* _Prompt_
Please write out every entry below exactly, leaving out any pictures.

### Exercise material

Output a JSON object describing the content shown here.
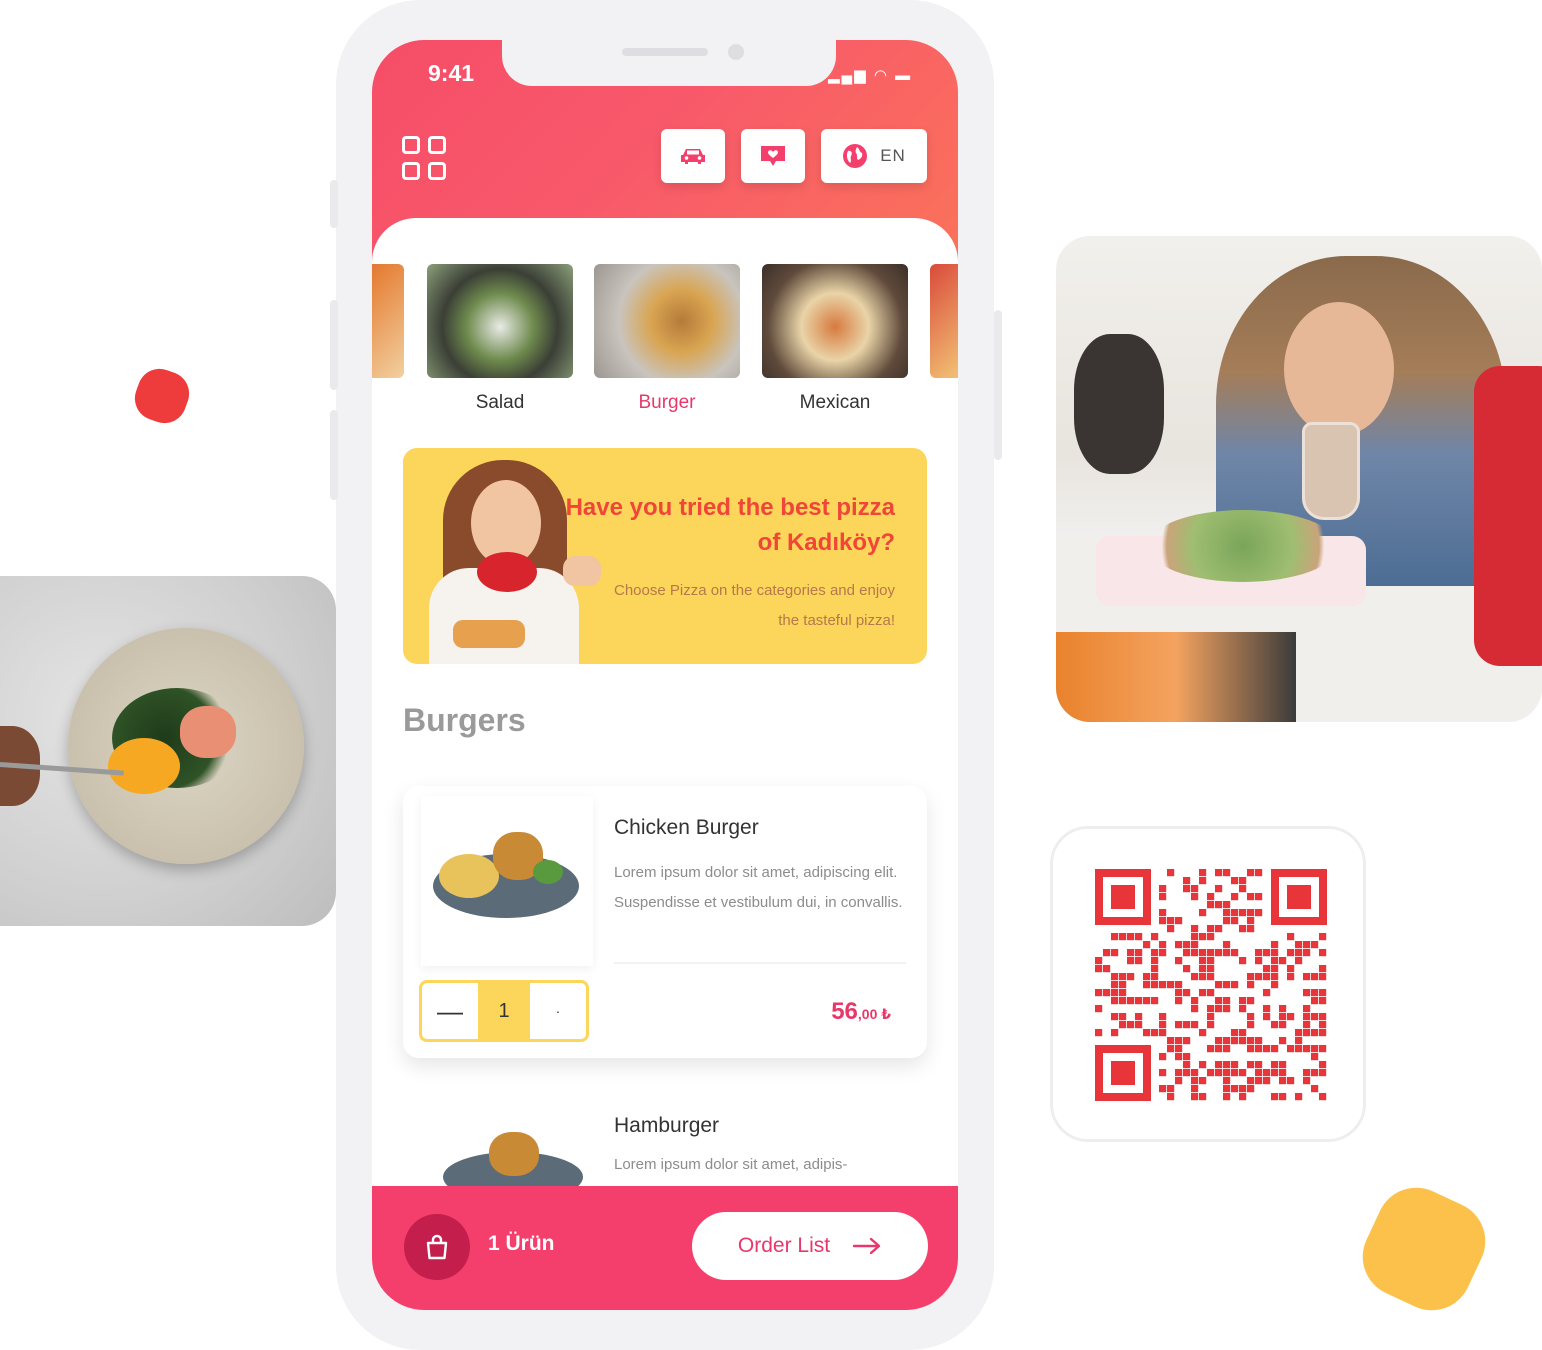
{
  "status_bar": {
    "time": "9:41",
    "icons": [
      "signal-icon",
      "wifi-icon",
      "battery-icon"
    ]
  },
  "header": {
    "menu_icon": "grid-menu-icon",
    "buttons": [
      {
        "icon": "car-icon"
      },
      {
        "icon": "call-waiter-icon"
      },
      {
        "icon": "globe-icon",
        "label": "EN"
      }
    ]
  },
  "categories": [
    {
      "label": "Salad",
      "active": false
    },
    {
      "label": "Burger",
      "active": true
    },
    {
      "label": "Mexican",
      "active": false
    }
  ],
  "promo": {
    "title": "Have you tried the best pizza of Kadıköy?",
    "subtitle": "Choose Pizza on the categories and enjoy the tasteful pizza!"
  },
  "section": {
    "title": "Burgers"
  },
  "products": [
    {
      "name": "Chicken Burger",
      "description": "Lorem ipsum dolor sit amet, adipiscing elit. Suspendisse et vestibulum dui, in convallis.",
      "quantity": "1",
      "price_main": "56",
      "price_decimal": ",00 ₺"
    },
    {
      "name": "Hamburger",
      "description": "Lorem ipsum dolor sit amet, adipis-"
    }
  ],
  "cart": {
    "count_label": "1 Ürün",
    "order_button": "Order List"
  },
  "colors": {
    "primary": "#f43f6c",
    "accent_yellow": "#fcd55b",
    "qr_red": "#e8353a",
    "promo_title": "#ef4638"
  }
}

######

* _Task result_
Output a JSON object describing the content shown here.
{
  "status_bar": {
    "time": "9:41",
    "icons": [
      "signal-icon",
      "wifi-icon",
      "battery-icon"
    ]
  },
  "header": {
    "menu_icon": "grid-menu-icon",
    "buttons": [
      {
        "icon": "car-icon"
      },
      {
        "icon": "call-waiter-icon"
      },
      {
        "icon": "globe-icon",
        "label": "EN"
      }
    ]
  },
  "categories": [
    {
      "label": "Salad",
      "active": false
    },
    {
      "label": "Burger",
      "active": true
    },
    {
      "label": "Mexican",
      "active": false
    }
  ],
  "promo": {
    "title": "Have you tried the best pizza of Kadıköy?",
    "subtitle": "Choose Pizza on the categories and enjoy the tasteful pizza!"
  },
  "section": {
    "title": "Burgers"
  },
  "products": [
    {
      "name": "Chicken Burger",
      "description": "Lorem ipsum dolor sit amet, adipiscing elit. Suspendisse et vestibulum dui, in convallis.",
      "quantity": "1",
      "price_main": "56",
      "price_decimal": ",00 ₺"
    },
    {
      "name": "Hamburger",
      "description": "Lorem ipsum dolor sit amet, adipis-"
    }
  ],
  "cart": {
    "count_label": "1 Ürün",
    "order_button": "Order List"
  },
  "colors": {
    "primary": "#f43f6c",
    "accent_yellow": "#fcd55b",
    "qr_red": "#e8353a",
    "promo_title": "#ef4638"
  }
}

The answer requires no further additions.